According to a recent study from UC Berkeley, “feeling bad about feeling bad can make you feel worse.”

Well, that makes sensebut it’s easier said than done, especially in a culture that increasingly lauds happiness as a virtue.

Just the appearance of happiness (smiling, extroversion, etc.) is often rewarded in social and professional environments. Though, the “grin and bear it” philosophy could be costing us our mental health.

Resistance is futile

The study looked at the connection between psychological health and emotional acceptance (being OK with not being OK) in 1.3k adults. They found that those who “resist acknowledging their darkest emotions” can end up being more stressed.

On the other hand, people who give themselves “license to sulk” reported fewer mood disorder symptoms in the long term. Kinda runs contrary to the wisdom that simply “putting on a happy face” can influence one’s internal feelings for the better.

It’s gotta come out somehow…

A separate study by researchers in the Netherlands suggests that even suppressing negative facial expressions can result in “emotional leakage,” causing us to perceive other aspects of our lives in a more negative light and “project” our own feelings onto the world around us.

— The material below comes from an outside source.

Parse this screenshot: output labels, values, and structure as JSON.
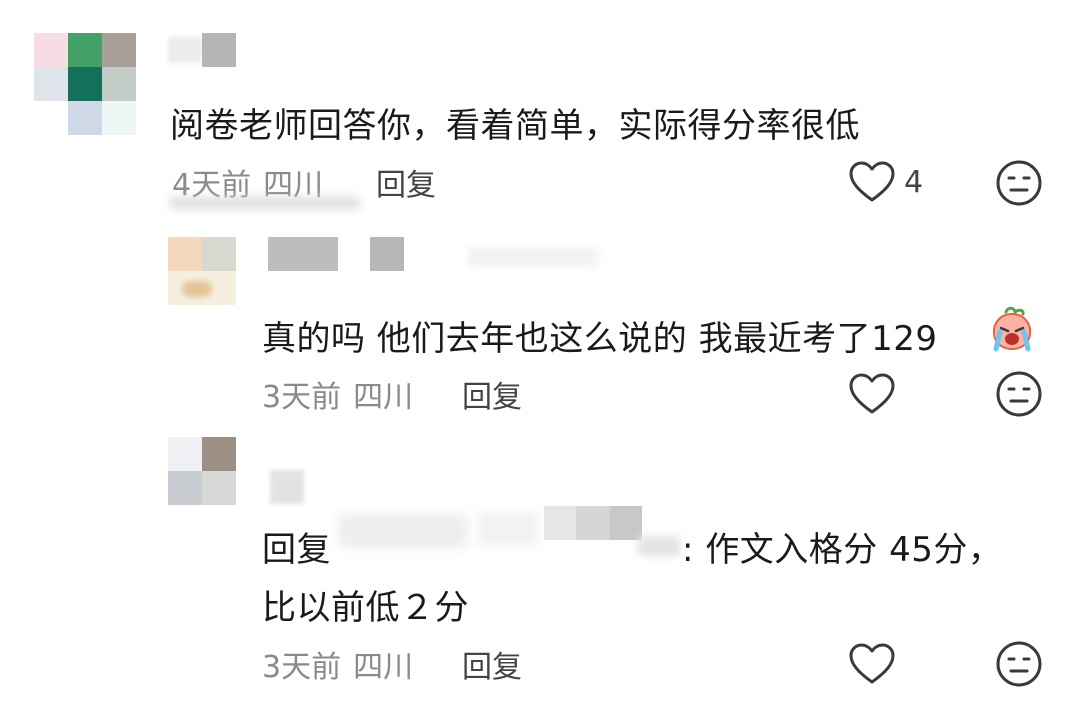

In other words, grab a pint of Ben & Jerry’s and throw on your favorite tearjerker: a good mope is what the doctor ordered.